[[ SOURCE MATERIAL, beginning ]]

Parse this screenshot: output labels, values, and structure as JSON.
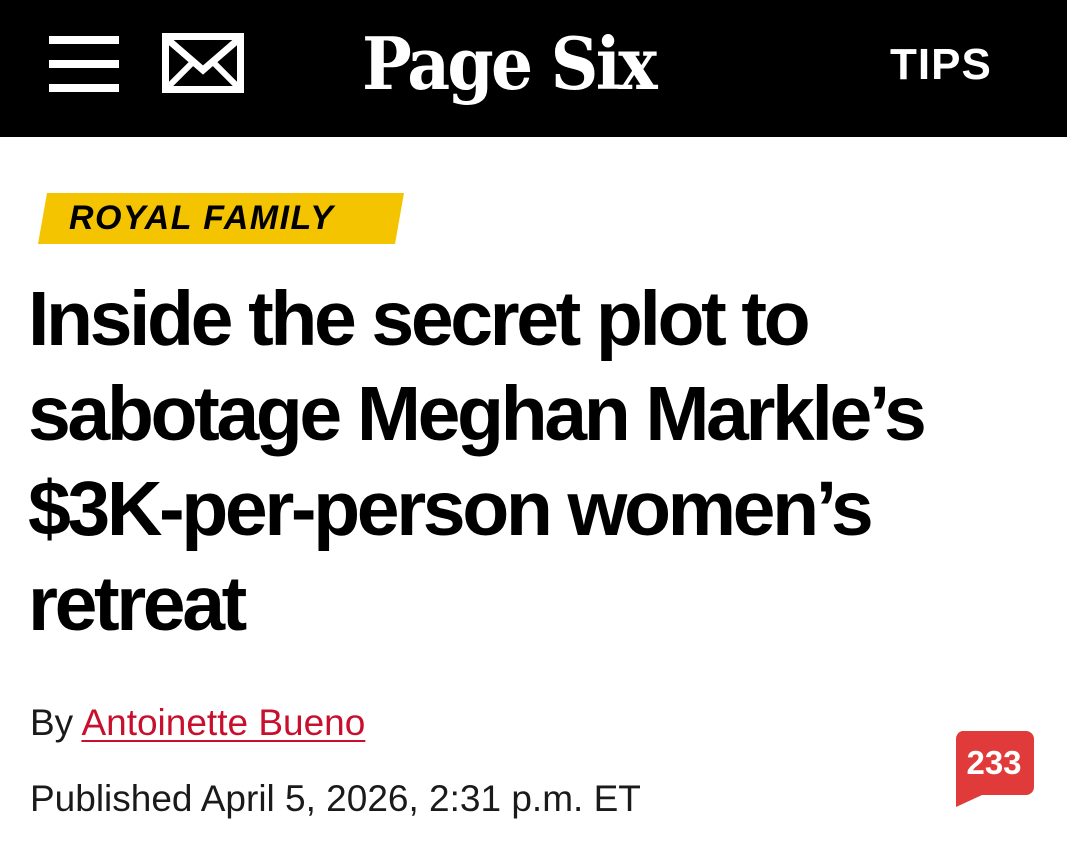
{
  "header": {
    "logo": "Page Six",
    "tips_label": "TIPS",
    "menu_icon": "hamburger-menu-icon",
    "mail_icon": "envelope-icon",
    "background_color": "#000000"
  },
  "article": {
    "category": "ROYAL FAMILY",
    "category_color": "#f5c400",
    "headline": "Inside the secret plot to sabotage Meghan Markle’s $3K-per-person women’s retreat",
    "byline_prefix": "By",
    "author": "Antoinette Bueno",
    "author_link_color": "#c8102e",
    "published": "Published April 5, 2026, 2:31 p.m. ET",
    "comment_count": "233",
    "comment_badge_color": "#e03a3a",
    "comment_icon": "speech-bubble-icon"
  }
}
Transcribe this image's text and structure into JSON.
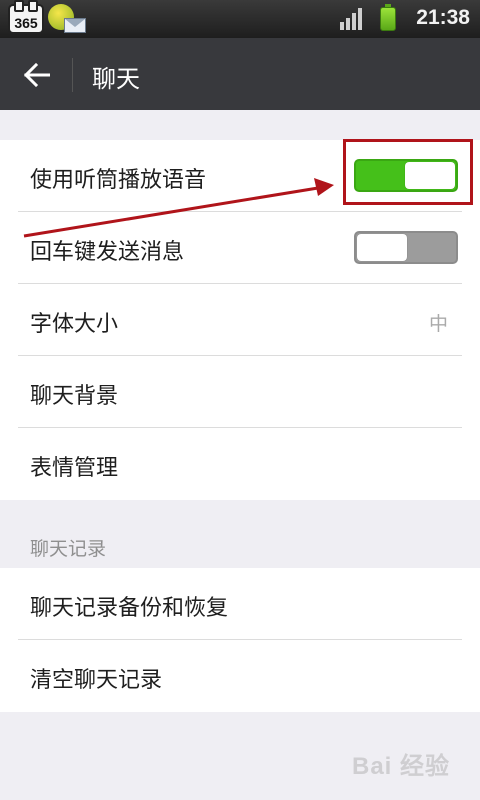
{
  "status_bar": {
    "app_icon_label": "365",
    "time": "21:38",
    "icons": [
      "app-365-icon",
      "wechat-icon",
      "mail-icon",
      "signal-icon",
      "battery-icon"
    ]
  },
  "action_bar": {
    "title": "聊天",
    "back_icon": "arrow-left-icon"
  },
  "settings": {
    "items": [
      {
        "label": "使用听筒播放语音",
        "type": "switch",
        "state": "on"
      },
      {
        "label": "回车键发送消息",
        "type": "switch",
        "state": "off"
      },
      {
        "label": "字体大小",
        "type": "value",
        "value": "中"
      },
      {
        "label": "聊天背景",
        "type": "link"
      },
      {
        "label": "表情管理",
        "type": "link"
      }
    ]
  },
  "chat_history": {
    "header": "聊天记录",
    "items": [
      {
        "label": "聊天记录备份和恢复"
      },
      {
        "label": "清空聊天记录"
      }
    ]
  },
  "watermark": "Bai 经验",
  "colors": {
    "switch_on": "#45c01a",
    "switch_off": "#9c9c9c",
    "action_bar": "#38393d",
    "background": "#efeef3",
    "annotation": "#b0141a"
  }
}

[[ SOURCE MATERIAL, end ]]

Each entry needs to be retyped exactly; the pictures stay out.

### ANSWER TO THE PROBLEM
Parse this screenshot: output labels, values, and structure as JSON.
{
  "header": {
    "logo": "Page Six",
    "tips_label": "TIPS",
    "menu_icon": "hamburger-menu-icon",
    "mail_icon": "envelope-icon",
    "background_color": "#000000"
  },
  "article": {
    "category": "ROYAL FAMILY",
    "category_color": "#f5c400",
    "headline": "Inside the secret plot to sabotage Meghan Markle’s $3K-per-person women’s retreat",
    "byline_prefix": "By",
    "author": "Antoinette Bueno",
    "author_link_color": "#c8102e",
    "published": "Published April 5, 2026, 2:31 p.m. ET",
    "comment_count": "233",
    "comment_badge_color": "#e03a3a",
    "comment_icon": "speech-bubble-icon"
  }
}
Transcribe this image's text and structure into JSON.
{
  "status_bar": {
    "app_icon_label": "365",
    "time": "21:38",
    "icons": [
      "app-365-icon",
      "wechat-icon",
      "mail-icon",
      "signal-icon",
      "battery-icon"
    ]
  },
  "action_bar": {
    "title": "聊天",
    "back_icon": "arrow-left-icon"
  },
  "settings": {
    "items": [
      {
        "label": "使用听筒播放语音",
        "type": "switch",
        "state": "on"
      },
      {
        "label": "回车键发送消息",
        "type": "switch",
        "state": "off"
      },
      {
        "label": "字体大小",
        "type": "value",
        "value": "中"
      },
      {
        "label": "聊天背景",
        "type": "link"
      },
      {
        "label": "表情管理",
        "type": "link"
      }
    ]
  },
  "chat_history": {
    "header": "聊天记录",
    "items": [
      {
        "label": "聊天记录备份和恢复"
      },
      {
        "label": "清空聊天记录"
      }
    ]
  },
  "watermark": "Bai 经验",
  "colors": {
    "switch_on": "#45c01a",
    "switch_off": "#9c9c9c",
    "action_bar": "#38393d",
    "background": "#efeef3",
    "annotation": "#b0141a"
  }
}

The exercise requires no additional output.